▶ **Exercise description**
Considering every line below, count those with the word "this" and give only the result.

[Dataset items]
*** Block opens ***

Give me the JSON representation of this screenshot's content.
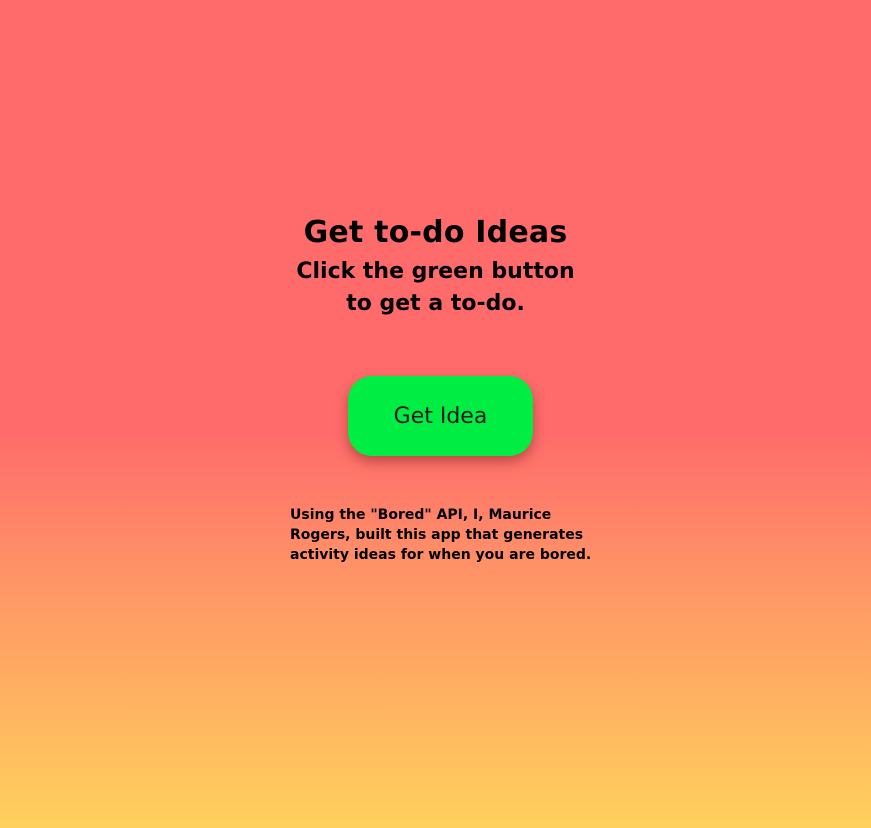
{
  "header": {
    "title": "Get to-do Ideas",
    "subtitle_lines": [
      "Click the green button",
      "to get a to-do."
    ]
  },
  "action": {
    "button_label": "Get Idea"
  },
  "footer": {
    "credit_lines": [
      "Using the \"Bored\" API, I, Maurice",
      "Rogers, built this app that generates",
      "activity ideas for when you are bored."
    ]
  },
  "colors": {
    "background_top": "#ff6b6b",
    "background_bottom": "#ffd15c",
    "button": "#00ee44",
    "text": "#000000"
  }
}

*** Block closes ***

▶ **Response to the exercise**
2